# [Entries provided]
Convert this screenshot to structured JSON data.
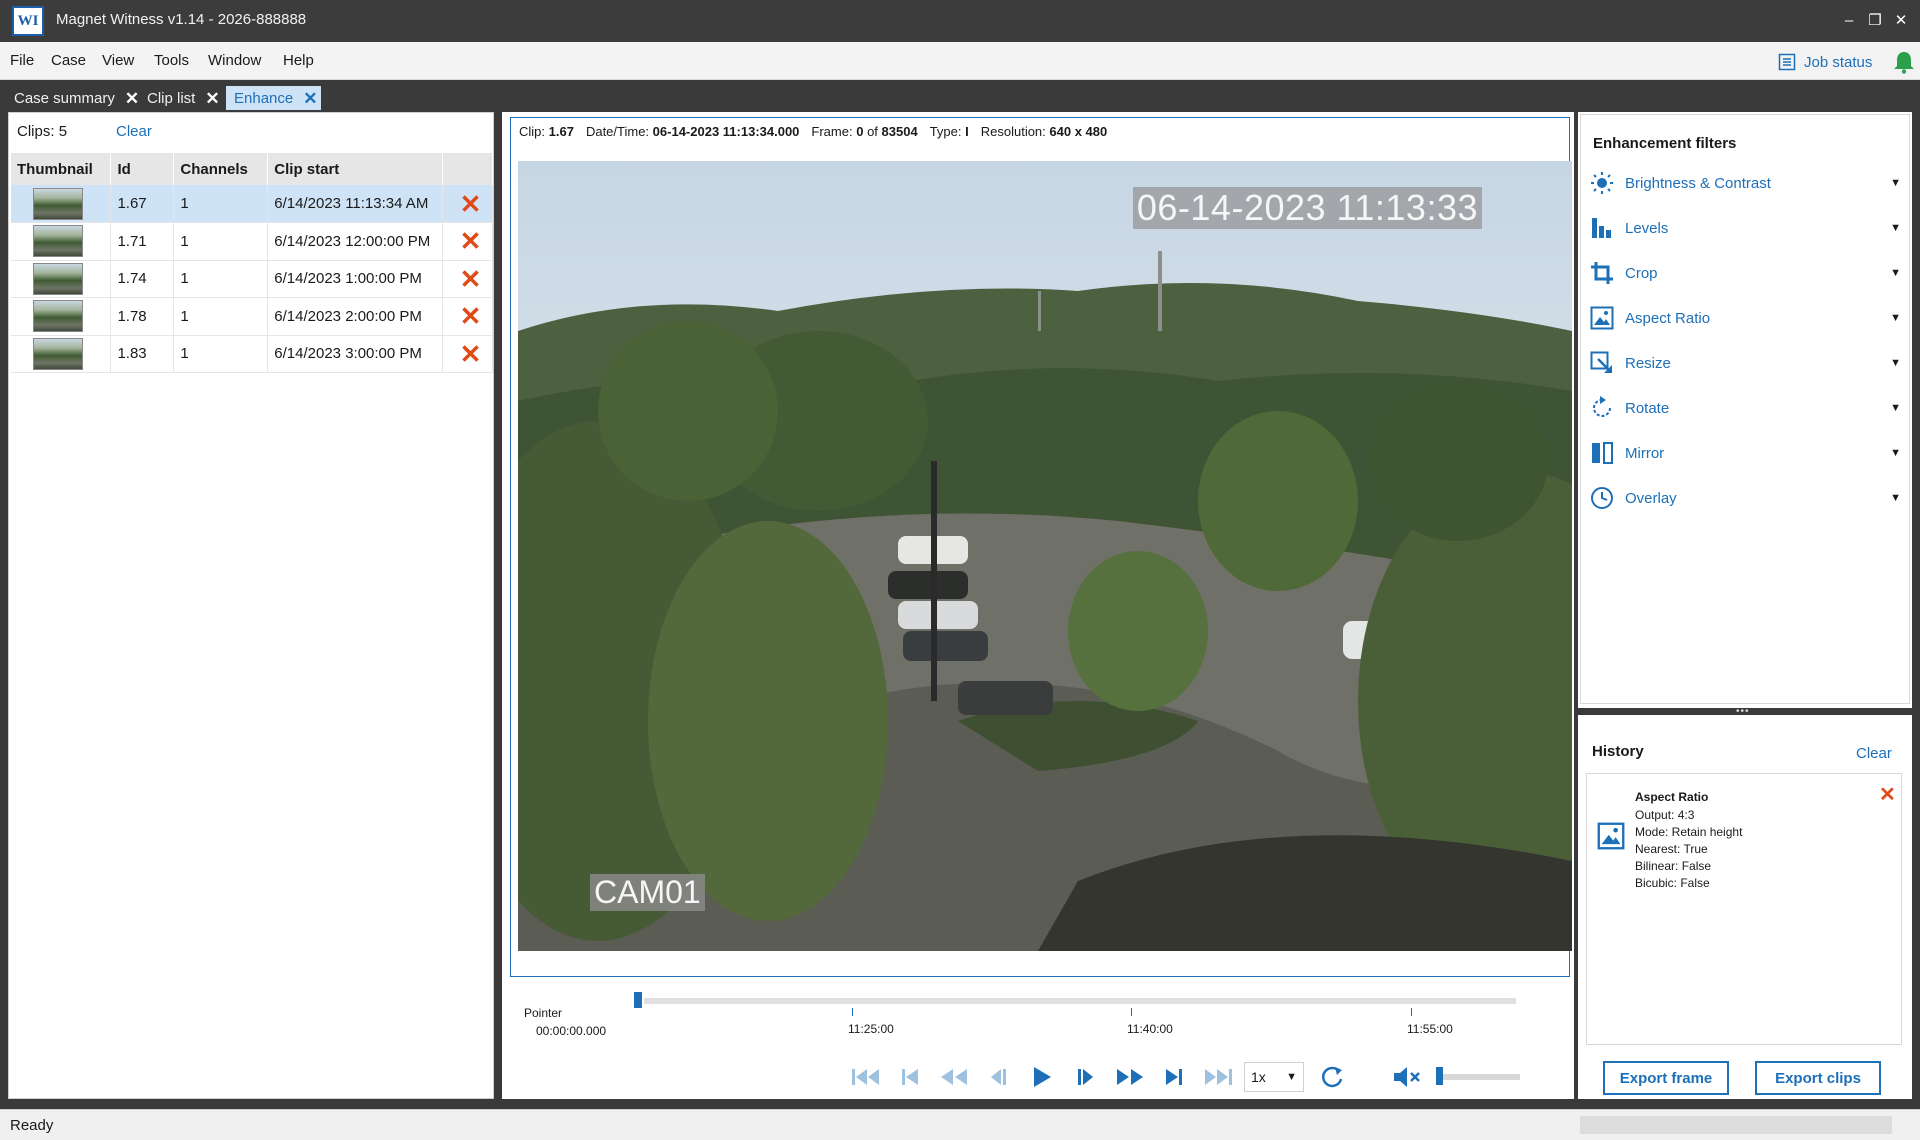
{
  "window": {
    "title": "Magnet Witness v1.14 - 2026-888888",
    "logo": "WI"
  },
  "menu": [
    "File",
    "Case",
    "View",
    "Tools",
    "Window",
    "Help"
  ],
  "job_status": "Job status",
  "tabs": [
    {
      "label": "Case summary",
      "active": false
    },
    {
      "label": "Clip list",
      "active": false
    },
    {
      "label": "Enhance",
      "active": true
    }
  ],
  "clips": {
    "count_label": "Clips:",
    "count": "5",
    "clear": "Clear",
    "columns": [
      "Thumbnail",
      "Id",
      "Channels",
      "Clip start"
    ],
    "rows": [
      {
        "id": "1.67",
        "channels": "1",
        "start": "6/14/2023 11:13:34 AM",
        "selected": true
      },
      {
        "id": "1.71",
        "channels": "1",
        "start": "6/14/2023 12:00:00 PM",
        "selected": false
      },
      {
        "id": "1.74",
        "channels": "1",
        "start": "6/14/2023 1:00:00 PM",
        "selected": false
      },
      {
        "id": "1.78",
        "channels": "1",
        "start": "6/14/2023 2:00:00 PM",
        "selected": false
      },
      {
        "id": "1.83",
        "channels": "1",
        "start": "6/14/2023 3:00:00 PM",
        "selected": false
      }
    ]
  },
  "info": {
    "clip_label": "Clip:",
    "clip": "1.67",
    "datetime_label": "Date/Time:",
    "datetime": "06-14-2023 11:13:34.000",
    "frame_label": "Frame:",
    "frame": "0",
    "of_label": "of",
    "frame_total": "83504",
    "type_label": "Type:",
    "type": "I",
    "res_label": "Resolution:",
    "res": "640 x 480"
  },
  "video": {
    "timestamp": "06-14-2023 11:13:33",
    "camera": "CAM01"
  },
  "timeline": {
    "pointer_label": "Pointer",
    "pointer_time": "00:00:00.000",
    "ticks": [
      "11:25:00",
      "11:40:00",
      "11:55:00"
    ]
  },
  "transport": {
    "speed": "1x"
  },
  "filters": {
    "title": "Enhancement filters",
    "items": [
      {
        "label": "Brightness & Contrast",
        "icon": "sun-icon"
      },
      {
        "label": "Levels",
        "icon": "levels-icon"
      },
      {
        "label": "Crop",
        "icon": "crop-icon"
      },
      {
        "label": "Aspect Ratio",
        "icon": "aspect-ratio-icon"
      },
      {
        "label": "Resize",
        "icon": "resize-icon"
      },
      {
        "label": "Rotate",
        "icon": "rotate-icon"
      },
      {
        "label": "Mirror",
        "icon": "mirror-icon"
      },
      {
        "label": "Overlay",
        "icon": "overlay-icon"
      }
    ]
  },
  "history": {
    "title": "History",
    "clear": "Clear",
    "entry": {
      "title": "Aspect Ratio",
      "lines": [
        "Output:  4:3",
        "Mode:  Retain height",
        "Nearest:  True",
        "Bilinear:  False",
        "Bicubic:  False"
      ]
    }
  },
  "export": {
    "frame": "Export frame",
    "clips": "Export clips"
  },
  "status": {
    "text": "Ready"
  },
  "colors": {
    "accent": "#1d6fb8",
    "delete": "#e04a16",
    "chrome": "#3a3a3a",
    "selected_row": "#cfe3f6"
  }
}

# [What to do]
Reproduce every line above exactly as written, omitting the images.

# [Exercise answer]
Convert this screenshot to structured JSON data.
{
  "window": {
    "title": "Magnet Witness v1.14 - 2026-888888",
    "logo": "WI"
  },
  "menu": [
    "File",
    "Case",
    "View",
    "Tools",
    "Window",
    "Help"
  ],
  "job_status": "Job status",
  "tabs": [
    {
      "label": "Case summary",
      "active": false
    },
    {
      "label": "Clip list",
      "active": false
    },
    {
      "label": "Enhance",
      "active": true
    }
  ],
  "clips": {
    "count_label": "Clips:",
    "count": "5",
    "clear": "Clear",
    "columns": [
      "Thumbnail",
      "Id",
      "Channels",
      "Clip start"
    ],
    "rows": [
      {
        "id": "1.67",
        "channels": "1",
        "start": "6/14/2023 11:13:34 AM",
        "selected": true
      },
      {
        "id": "1.71",
        "channels": "1",
        "start": "6/14/2023 12:00:00 PM",
        "selected": false
      },
      {
        "id": "1.74",
        "channels": "1",
        "start": "6/14/2023 1:00:00 PM",
        "selected": false
      },
      {
        "id": "1.78",
        "channels": "1",
        "start": "6/14/2023 2:00:00 PM",
        "selected": false
      },
      {
        "id": "1.83",
        "channels": "1",
        "start": "6/14/2023 3:00:00 PM",
        "selected": false
      }
    ]
  },
  "info": {
    "clip_label": "Clip:",
    "clip": "1.67",
    "datetime_label": "Date/Time:",
    "datetime": "06-14-2023 11:13:34.000",
    "frame_label": "Frame:",
    "frame": "0",
    "of_label": "of",
    "frame_total": "83504",
    "type_label": "Type:",
    "type": "I",
    "res_label": "Resolution:",
    "res": "640 x 480"
  },
  "video": {
    "timestamp": "06-14-2023 11:13:33",
    "camera": "CAM01"
  },
  "timeline": {
    "pointer_label": "Pointer",
    "pointer_time": "00:00:00.000",
    "ticks": [
      "11:25:00",
      "11:40:00",
      "11:55:00"
    ]
  },
  "transport": {
    "speed": "1x"
  },
  "filters": {
    "title": "Enhancement filters",
    "items": [
      {
        "label": "Brightness & Contrast",
        "icon": "sun-icon"
      },
      {
        "label": "Levels",
        "icon": "levels-icon"
      },
      {
        "label": "Crop",
        "icon": "crop-icon"
      },
      {
        "label": "Aspect Ratio",
        "icon": "aspect-ratio-icon"
      },
      {
        "label": "Resize",
        "icon": "resize-icon"
      },
      {
        "label": "Rotate",
        "icon": "rotate-icon"
      },
      {
        "label": "Mirror",
        "icon": "mirror-icon"
      },
      {
        "label": "Overlay",
        "icon": "overlay-icon"
      }
    ]
  },
  "history": {
    "title": "History",
    "clear": "Clear",
    "entry": {
      "title": "Aspect Ratio",
      "lines": [
        "Output:  4:3",
        "Mode:  Retain height",
        "Nearest:  True",
        "Bilinear:  False",
        "Bicubic:  False"
      ]
    }
  },
  "export": {
    "frame": "Export frame",
    "clips": "Export clips"
  },
  "status": {
    "text": "Ready"
  },
  "colors": {
    "accent": "#1d6fb8",
    "delete": "#e04a16",
    "chrome": "#3a3a3a",
    "selected_row": "#cfe3f6"
  }
}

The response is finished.